Richard Prince’s The Catcher in the Rye is a facsimile of the first edition of J. D. Salinger’s The Catcher in the Rye, except it has Prince’s name in place of Salinger’s, and is thus a work of ‘appropriation art’ billed as a ‘sculpture book’. The appropriateness of such appropriation is uncontested if the bill ...continue reading "THE ASSASSINATION OF J. D. SALINGER BY THE COWARD RICHARD PRINCE"
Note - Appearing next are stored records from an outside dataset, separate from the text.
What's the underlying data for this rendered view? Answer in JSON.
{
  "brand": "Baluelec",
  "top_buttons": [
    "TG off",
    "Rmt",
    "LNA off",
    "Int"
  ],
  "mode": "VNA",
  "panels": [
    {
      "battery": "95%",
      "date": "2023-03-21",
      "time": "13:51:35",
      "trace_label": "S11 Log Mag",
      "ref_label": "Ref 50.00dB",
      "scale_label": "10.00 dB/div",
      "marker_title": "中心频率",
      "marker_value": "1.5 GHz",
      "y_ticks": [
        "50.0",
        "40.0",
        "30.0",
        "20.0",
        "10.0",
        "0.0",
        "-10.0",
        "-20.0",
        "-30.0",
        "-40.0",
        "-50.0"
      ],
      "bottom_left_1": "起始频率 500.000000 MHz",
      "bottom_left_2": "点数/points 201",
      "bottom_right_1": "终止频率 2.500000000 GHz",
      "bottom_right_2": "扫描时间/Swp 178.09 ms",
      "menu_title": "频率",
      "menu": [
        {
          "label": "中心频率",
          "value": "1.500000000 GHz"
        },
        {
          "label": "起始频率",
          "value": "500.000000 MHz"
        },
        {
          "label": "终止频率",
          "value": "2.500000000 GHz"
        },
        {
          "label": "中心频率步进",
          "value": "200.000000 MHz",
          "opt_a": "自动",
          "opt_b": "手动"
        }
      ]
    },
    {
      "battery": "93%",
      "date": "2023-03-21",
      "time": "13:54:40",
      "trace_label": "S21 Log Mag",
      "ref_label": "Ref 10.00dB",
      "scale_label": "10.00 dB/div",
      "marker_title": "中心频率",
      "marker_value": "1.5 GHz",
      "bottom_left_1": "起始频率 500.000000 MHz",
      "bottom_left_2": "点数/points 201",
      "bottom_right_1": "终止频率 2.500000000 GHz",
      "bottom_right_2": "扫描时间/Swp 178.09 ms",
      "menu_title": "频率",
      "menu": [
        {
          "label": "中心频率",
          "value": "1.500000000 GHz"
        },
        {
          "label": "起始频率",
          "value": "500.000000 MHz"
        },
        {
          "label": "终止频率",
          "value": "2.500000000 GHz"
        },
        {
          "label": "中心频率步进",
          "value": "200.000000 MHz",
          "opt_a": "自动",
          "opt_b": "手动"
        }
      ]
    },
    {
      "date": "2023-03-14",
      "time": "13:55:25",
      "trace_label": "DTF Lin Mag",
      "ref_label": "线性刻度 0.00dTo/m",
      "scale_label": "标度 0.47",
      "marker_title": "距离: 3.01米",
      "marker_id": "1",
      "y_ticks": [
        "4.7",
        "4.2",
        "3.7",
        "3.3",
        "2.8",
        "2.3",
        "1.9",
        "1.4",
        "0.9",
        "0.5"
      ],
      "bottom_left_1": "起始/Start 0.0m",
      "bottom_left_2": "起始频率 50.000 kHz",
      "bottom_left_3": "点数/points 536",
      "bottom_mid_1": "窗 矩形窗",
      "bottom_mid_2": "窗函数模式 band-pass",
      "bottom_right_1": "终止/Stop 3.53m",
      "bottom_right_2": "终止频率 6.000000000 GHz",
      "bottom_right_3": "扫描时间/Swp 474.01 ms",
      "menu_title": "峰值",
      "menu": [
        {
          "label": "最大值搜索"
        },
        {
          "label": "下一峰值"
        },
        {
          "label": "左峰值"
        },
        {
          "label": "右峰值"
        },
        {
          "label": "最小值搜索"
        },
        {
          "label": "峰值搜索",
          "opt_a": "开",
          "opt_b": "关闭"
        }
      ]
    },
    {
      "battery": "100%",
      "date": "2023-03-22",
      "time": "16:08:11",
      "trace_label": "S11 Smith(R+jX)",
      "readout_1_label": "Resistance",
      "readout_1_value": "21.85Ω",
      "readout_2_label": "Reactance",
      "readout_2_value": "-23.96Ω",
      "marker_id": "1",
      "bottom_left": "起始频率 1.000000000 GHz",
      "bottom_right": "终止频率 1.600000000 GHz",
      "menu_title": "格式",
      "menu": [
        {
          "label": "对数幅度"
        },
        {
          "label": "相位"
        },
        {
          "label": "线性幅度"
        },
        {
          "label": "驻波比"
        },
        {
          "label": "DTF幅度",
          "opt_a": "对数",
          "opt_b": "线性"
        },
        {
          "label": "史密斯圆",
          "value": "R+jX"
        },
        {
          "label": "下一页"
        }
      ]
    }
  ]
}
‘Change Your Life’ is the latest single by the girl-band Little Mix, winners of the 2011 series of The X-Factor. It is a song that tells us an awful lot about ourselves. ‘Change, change your life, take it all’ the chorus commands, reminding us what we already know: our current life is insufficient, it lacks something. The song is an inspirational one however, as the swelling chords indicate, and it does not want to suggest that there is a problem with our identity – with who we really are. Our life may be lacking but we are not: this is the song’s message. For this reason, the command to ‘take it all’ is followed by the line ‘you’re gonna use it to become what you’ve always known’. ‘Taking it all’ is not consumption for its own sake: it is a means – perhaps our only means – of self-realisation. ‘Taking it all’ enables us to bring about change, and change is required, paradoxically, to become what we’ve always known.
This takes us to the kernel of the song: identity. Identity in this song is not what you are, but what you want to become. At the same time, it is determined by ‘what you’ve always known’. ‘What you’ve always known’ must be distinguished from what you learned when you were very young – it is more radical than that. It is the category of whatever goes unquestioned, whatever does not even enter into thought. We must also recognise that, if becoming it requires you to change your life, then ‘what you’ve always known’ is that which you are not. It is a knowledge which is not yours. A gap opens here, which is precisely the gap in which identity is constituted. Marxist theories of ideology call this gap alienation. For Lacan, it is the gap that emerges in the mirror stage when the child identifies with an image of herself. The problem is that any image with which we are forced to identify is always insufficient, as the first line of the song reminds us: ‘She captures her reflection then she throws the mirror to the floor’.
Yet this song is also a story about Little Mix. They are the ones who have changed their life, winning a talent contest and achieving success in the charts. They are telling us, in this song, that they have become what they’ve always known. It is a celebration of self achievement. The song turns against itself, however, with the recognition that ‘what you’ve always known’ is not identity but rather the ideology or Symbolic order that precedes identity. What Little Mix are saying is that they have become embodiments of the system which tells us that our lives are incomplete (and in the telling makes them so). Instead of returning to a true, original identity, Little Mix have become images which show us that identity is separated from life. The song says this: if you’ve always known that your life needs changing, then follow Little Mix’s example and become the means by which this knowledge is perpetuated and disseminated. The success of ‘Change Your Life’ is that it turns this position of absolute alienation into one of affirmation.
Theodor W. Adorno uses the word ‘culinary’ to designate something of an unanalytic and self-satisfied attitude, so cookery advice might be the last thing you’d expect of us, but…
There are three Lacanian orders: the Imaginary, the Symbolic and the Real. If the Imaginary registers the split in subjectivity (the gap between what we know ...continue reading "HOW TOASTIES HIDE LITTLE BITS OF THE REAL"